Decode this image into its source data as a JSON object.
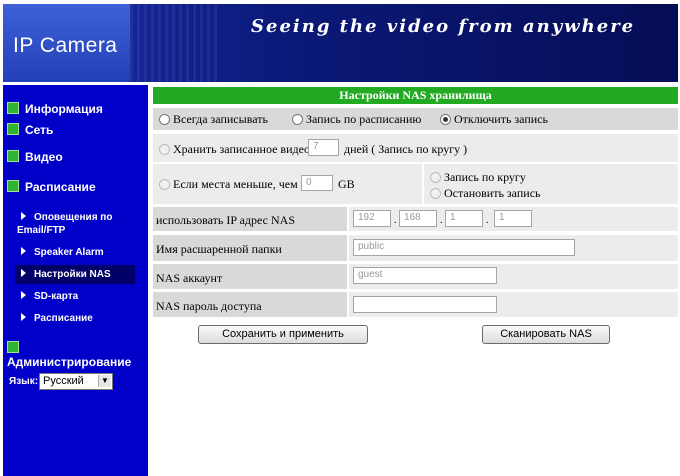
{
  "header": {
    "logo": "IP Camera",
    "slogan": "Seeing the video from anywhere"
  },
  "sidebar": {
    "items": [
      {
        "label": "Информация"
      },
      {
        "label": "Сеть"
      },
      {
        "label": "Видео"
      },
      {
        "label": "Расписание"
      },
      {
        "label": "Администрирование"
      }
    ],
    "subitems": [
      {
        "label": "Оповещения по Email/FTP"
      },
      {
        "label": "Speaker Alarm"
      },
      {
        "label": "Настройки NAS"
      },
      {
        "label": "SD-карта"
      },
      {
        "label": "Расписание"
      }
    ],
    "language_label": "Язык:",
    "language_value": "Русский"
  },
  "main": {
    "title": "Настройки NAS хранилища",
    "record_options": {
      "always": "Всегда записывать",
      "schedule": "Запись по расписанию",
      "disable": "Отключить запись"
    },
    "keep_label": "Хранить записанное видео",
    "keep_value": "7",
    "keep_suffix": "дней ( Запись по кругу )",
    "space_label": "Если места меньше, чем",
    "space_value": "0",
    "space_unit": "GB",
    "loop_option": "Запись по кругу",
    "stop_option": "Остановить запись",
    "ip_label": "использовать IP адрес NAS",
    "ip": [
      "192",
      "168",
      "1",
      "1"
    ],
    "folder_label": "Имя расшаренной папки",
    "folder_value": "public",
    "account_label": "NAS аккаунт",
    "account_value": "guest",
    "password_label": "NAS пароль доступа",
    "password_value": "",
    "save_button": "Сохранить и применить",
    "scan_button": "Сканировать NAS"
  },
  "colors": {
    "sidebar_bg": "#0000c8",
    "title_bar": "#22aa22",
    "header_bg": "#0b1a7a"
  }
}
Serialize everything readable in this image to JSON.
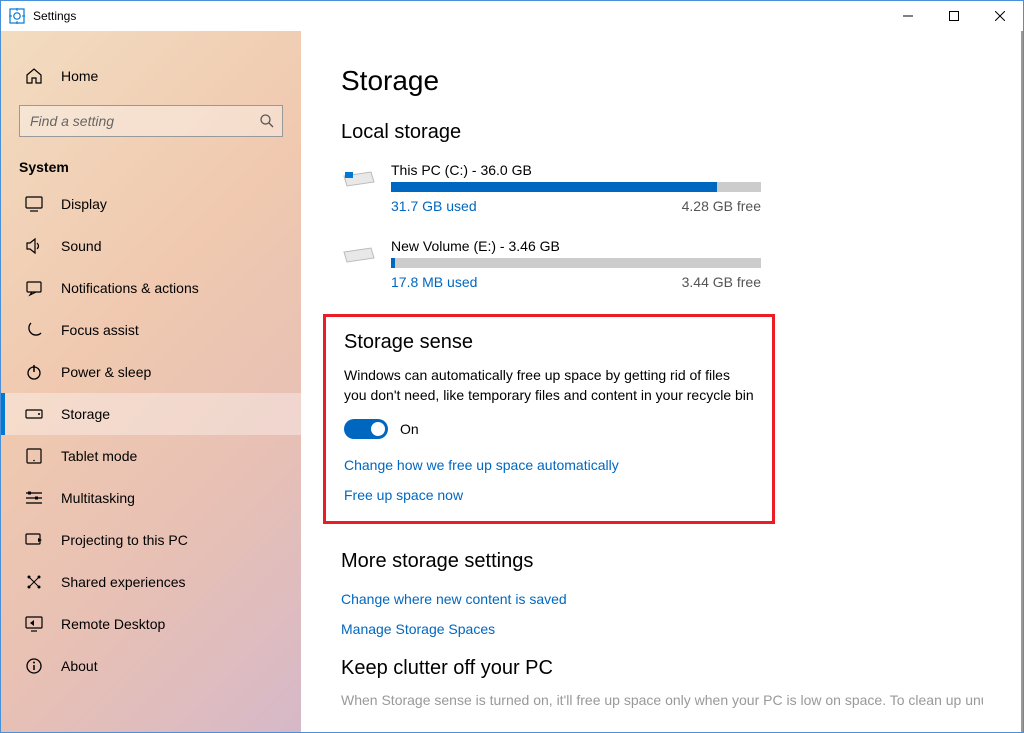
{
  "window": {
    "title": "Settings"
  },
  "sidebar": {
    "home": "Home",
    "search_placeholder": "Find a setting",
    "section": "System",
    "items": [
      {
        "icon": "display-icon",
        "label": "Display"
      },
      {
        "icon": "sound-icon",
        "label": "Sound"
      },
      {
        "icon": "notifications-icon",
        "label": "Notifications & actions"
      },
      {
        "icon": "focus-icon",
        "label": "Focus assist"
      },
      {
        "icon": "power-icon",
        "label": "Power & sleep"
      },
      {
        "icon": "storage-icon",
        "label": "Storage",
        "selected": true
      },
      {
        "icon": "tablet-icon",
        "label": "Tablet mode"
      },
      {
        "icon": "multitask-icon",
        "label": "Multitasking"
      },
      {
        "icon": "projecting-icon",
        "label": "Projecting to this PC"
      },
      {
        "icon": "shared-icon",
        "label": "Shared experiences"
      },
      {
        "icon": "remote-icon",
        "label": "Remote Desktop"
      },
      {
        "icon": "about-icon",
        "label": "About"
      }
    ]
  },
  "main": {
    "title": "Storage",
    "local_storage": {
      "heading": "Local storage",
      "drives": [
        {
          "name": "This PC (C:) - 36.0 GB",
          "used": "31.7 GB used",
          "free": "4.28 GB free",
          "fill_pct": 88
        },
        {
          "name": "New Volume (E:) - 3.46 GB",
          "used": "17.8 MB used",
          "free": "3.44 GB free",
          "fill_pct": 1
        }
      ]
    },
    "storage_sense": {
      "heading": "Storage sense",
      "desc": "Windows can automatically free up space by getting rid of files you don't need, like temporary files and content in your recycle bin",
      "toggle_label": "On",
      "toggle_state": true,
      "link_change": "Change how we free up space automatically",
      "link_freeup": "Free up space now"
    },
    "more": {
      "heading": "More storage settings",
      "link_change_save": "Change where new content is saved",
      "link_manage": "Manage Storage Spaces"
    },
    "keep_clutter": {
      "heading": "Keep clutter off your PC",
      "cutoff": "When Storage sense is turned on, it'll free up space only when your PC is low on space. To clean up unused"
    }
  }
}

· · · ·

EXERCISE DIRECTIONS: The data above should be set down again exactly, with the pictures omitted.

PROBLEM SOLUTION:
Decode this image into its source data as a JSON object.
{
  "header": {
    "logo": "IP Camera",
    "slogan": "Seeing the video from anywhere"
  },
  "sidebar": {
    "items": [
      {
        "label": "Информация"
      },
      {
        "label": "Сеть"
      },
      {
        "label": "Видео"
      },
      {
        "label": "Расписание"
      },
      {
        "label": "Администрирование"
      }
    ],
    "subitems": [
      {
        "label": "Оповещения по Email/FTP"
      },
      {
        "label": "Speaker Alarm"
      },
      {
        "label": "Настройки NAS"
      },
      {
        "label": "SD-карта"
      },
      {
        "label": "Расписание"
      }
    ],
    "language_label": "Язык:",
    "language_value": "Русский"
  },
  "main": {
    "title": "Настройки NAS хранилища",
    "record_options": {
      "always": "Всегда записывать",
      "schedule": "Запись по расписанию",
      "disable": "Отключить запись"
    },
    "keep_label": "Хранить записанное видео",
    "keep_value": "7",
    "keep_suffix": "дней ( Запись по кругу )",
    "space_label": "Если места меньше, чем",
    "space_value": "0",
    "space_unit": "GB",
    "loop_option": "Запись по кругу",
    "stop_option": "Остановить запись",
    "ip_label": "использовать IP адрес NAS",
    "ip": [
      "192",
      "168",
      "1",
      "1"
    ],
    "folder_label": "Имя расшаренной папки",
    "folder_value": "public",
    "account_label": "NAS аккаунт",
    "account_value": "guest",
    "password_label": "NAS пароль доступа",
    "password_value": "",
    "save_button": "Сохранить и применить",
    "scan_button": "Сканировать NAS"
  },
  "colors": {
    "sidebar_bg": "#0000c8",
    "title_bar": "#22aa22",
    "header_bg": "#0b1a7a"
  }
}
Serialize everything readable in this image to JSON.
{
  "window": {
    "title": "Settings"
  },
  "sidebar": {
    "home": "Home",
    "search_placeholder": "Find a setting",
    "section": "System",
    "items": [
      {
        "icon": "display-icon",
        "label": "Display"
      },
      {
        "icon": "sound-icon",
        "label": "Sound"
      },
      {
        "icon": "notifications-icon",
        "label": "Notifications & actions"
      },
      {
        "icon": "focus-icon",
        "label": "Focus assist"
      },
      {
        "icon": "power-icon",
        "label": "Power & sleep"
      },
      {
        "icon": "storage-icon",
        "label": "Storage",
        "selected": true
      },
      {
        "icon": "tablet-icon",
        "label": "Tablet mode"
      },
      {
        "icon": "multitask-icon",
        "label": "Multitasking"
      },
      {
        "icon": "projecting-icon",
        "label": "Projecting to this PC"
      },
      {
        "icon": "shared-icon",
        "label": "Shared experiences"
      },
      {
        "icon": "remote-icon",
        "label": "Remote Desktop"
      },
      {
        "icon": "about-icon",
        "label": "About"
      }
    ]
  },
  "main": {
    "title": "Storage",
    "local_storage": {
      "heading": "Local storage",
      "drives": [
        {
          "name": "This PC (C:) - 36.0 GB",
          "used": "31.7 GB used",
          "free": "4.28 GB free",
          "fill_pct": 88
        },
        {
          "name": "New Volume (E:) - 3.46 GB",
          "used": "17.8 MB used",
          "free": "3.44 GB free",
          "fill_pct": 1
        }
      ]
    },
    "storage_sense": {
      "heading": "Storage sense",
      "desc": "Windows can automatically free up space by getting rid of files you don't need, like temporary files and content in your recycle bin",
      "toggle_label": "On",
      "toggle_state": true,
      "link_change": "Change how we free up space automatically",
      "link_freeup": "Free up space now"
    },
    "more": {
      "heading": "More storage settings",
      "link_change_save": "Change where new content is saved",
      "link_manage": "Manage Storage Spaces"
    },
    "keep_clutter": {
      "heading": "Keep clutter off your PC",
      "cutoff": "When Storage sense is turned on, it'll free up space only when your PC is low on space. To clean up unused"
    }
  }
}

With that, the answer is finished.